Payson Hall is a consulting project manager for Catalysis Group, Inc. in Sacramento, California. Payson consults on project management issues and teaches project management. Email Payson at [email protected]. Follow him on twitter at @paysonhall.
One of the more challenging tasks for a new leader is joining a new organization. There is an interesting balance that must be struck in making it clear that there’s a new sheriff in town without being disrespectful or dismissive of your predecessor and the organization they established. Here's how to get it right.
Teams are systems made up of individuals with different strengths and weaknesses. When people are cooperating on a team—whether in software development or football—sometimes those strengths and weaknesses can be complementary, and other times they can be out of alignment. Be sure to draft the player your team needs.
Decision-making in a climate of ambiguous responsibility is a no-win situation. If you're in a position of some authority, how can you define exactly what that authority allows in order to better secure sponsor support for your decisions? It involves considering some scenarios and asking the right clarifying questions.
Many new project fields look simple from a distance because we only see the outputs and interfaces. But corner cases, bad data, users with special needs, regulations—getting inside a new knowledge domain and teasing out the special cases and unhappy paths is a skill. This is why business analysts are so important.
If a team member leaves without notice, it slows down a project and puts stress on everyone else as you wait for a replacement. There's not much we can do with surprises, but why don’t we do a better job of planning for those we know are going to leave? Building in some overlap for knowledge transfer should be a given.
It's helpful for leaders to have technical skills and abilities, but interpersonal attributes are more important for what makes a truly great leader. This list is about attitudes and behaviors—choices you can make to improve your leadership. These fifteen characteristics are a good foundation for effective leaders.
Project managers are tasked by sponsoring executives to complete projects successfully and provide timely communication if barriers arise.
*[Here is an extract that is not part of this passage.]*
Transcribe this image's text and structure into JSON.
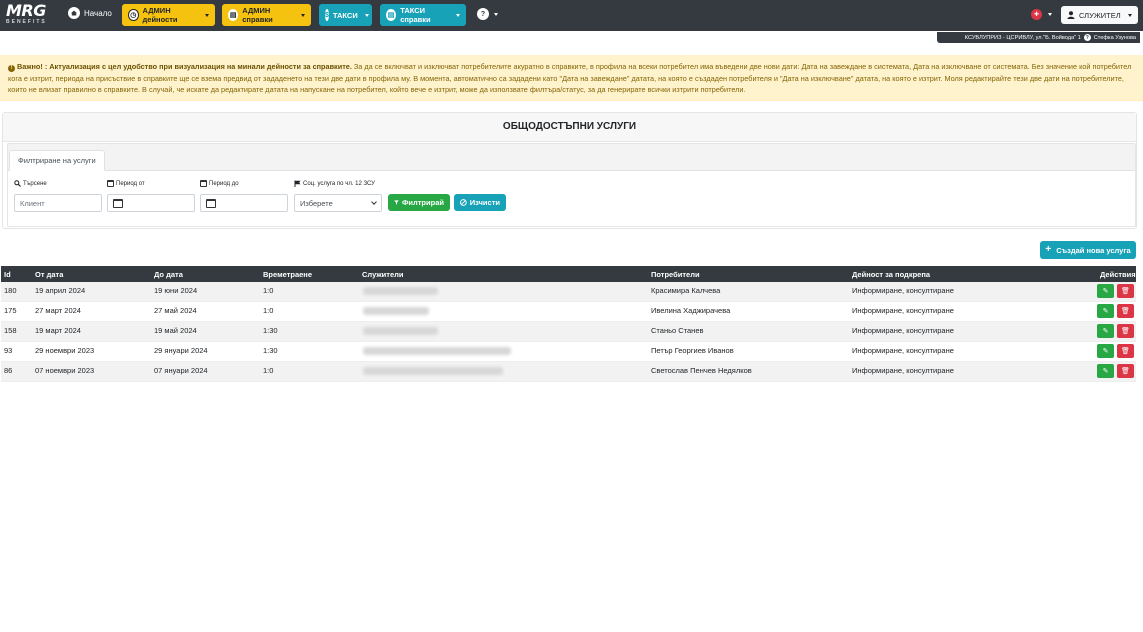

But what should a project manager do if the sponsors are the biggest barrier? If you can’t get the answers you need, is it a good idea to make your best guess and proceed?